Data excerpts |
*** Block opens ***
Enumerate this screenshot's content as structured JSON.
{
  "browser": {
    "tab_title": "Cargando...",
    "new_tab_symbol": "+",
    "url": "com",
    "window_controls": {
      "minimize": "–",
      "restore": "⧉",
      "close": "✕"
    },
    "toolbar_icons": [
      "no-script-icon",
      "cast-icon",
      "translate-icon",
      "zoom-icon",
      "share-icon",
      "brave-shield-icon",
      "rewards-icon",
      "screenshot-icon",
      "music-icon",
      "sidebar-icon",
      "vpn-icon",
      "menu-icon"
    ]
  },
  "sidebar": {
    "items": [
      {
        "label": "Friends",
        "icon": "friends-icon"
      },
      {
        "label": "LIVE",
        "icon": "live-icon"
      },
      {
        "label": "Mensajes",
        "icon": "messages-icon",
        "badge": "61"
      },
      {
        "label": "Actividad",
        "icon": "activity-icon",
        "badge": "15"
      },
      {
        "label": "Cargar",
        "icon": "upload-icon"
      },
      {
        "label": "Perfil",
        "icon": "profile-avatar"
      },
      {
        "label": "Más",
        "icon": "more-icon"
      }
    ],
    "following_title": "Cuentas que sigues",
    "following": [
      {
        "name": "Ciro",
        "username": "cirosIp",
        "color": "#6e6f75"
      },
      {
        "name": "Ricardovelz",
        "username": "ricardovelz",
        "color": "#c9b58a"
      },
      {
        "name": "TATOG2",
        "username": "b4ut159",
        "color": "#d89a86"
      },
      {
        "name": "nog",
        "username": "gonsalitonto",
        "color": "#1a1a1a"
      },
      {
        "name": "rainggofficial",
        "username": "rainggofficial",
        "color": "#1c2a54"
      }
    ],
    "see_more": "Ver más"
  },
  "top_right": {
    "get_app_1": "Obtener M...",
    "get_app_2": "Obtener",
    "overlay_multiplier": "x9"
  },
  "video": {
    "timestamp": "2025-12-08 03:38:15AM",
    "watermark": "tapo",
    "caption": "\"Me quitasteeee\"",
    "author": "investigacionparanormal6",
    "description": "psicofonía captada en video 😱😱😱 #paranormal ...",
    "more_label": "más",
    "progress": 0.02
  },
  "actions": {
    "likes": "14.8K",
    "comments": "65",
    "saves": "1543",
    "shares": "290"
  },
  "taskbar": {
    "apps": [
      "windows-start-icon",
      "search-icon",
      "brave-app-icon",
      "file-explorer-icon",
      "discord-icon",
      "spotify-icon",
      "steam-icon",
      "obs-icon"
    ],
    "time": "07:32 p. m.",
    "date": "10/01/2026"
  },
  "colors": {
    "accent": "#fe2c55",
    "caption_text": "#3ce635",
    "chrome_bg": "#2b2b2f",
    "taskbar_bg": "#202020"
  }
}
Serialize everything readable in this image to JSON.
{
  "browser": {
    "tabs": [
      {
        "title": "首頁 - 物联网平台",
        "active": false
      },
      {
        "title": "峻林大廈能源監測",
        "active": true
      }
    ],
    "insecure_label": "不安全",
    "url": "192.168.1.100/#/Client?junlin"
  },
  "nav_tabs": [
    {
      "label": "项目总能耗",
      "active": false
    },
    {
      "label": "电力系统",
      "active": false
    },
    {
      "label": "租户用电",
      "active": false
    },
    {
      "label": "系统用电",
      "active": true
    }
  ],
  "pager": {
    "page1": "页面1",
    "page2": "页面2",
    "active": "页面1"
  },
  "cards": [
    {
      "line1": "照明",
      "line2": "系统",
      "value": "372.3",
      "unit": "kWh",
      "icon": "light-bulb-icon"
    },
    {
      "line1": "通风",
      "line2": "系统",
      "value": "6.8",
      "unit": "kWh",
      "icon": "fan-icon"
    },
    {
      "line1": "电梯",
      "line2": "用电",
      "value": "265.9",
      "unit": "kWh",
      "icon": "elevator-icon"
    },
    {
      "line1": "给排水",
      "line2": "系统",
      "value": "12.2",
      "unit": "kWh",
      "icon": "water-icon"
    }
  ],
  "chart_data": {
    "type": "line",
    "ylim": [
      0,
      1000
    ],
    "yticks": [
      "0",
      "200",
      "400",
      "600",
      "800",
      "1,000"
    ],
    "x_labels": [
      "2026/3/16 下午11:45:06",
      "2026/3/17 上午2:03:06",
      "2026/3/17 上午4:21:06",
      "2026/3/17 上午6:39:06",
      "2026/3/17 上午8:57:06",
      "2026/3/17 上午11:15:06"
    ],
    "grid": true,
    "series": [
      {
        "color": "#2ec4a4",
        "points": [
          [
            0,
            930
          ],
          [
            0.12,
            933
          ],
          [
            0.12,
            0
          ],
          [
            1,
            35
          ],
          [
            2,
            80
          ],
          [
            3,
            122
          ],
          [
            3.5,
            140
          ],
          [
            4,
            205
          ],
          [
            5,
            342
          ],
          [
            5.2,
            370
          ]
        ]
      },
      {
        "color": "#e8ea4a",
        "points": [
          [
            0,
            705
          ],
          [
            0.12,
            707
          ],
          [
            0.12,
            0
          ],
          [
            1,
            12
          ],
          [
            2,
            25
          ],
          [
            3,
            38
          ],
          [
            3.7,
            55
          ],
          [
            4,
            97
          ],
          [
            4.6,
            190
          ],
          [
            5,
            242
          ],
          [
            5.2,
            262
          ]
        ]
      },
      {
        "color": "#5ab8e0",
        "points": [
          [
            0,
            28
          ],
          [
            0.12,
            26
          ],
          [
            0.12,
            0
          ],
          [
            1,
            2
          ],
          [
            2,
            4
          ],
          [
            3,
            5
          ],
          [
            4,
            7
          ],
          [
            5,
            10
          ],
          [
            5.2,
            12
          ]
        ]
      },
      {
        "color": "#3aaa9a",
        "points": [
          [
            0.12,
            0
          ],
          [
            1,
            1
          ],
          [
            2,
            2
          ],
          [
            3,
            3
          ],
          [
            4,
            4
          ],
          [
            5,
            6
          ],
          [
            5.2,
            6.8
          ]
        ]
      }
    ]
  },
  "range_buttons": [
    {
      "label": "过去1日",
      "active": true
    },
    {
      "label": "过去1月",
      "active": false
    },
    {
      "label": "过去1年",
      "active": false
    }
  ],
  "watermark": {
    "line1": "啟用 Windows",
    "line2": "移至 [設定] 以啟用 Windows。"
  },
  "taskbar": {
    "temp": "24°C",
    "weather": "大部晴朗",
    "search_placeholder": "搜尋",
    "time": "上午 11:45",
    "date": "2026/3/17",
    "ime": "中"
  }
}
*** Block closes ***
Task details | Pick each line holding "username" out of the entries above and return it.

Response area |
        "username": "cirosIp",
        "username": "ricardovelz",
        "username": "b4ut159",
        "username": "gonsalitonto",
        "username": "rainggofficial",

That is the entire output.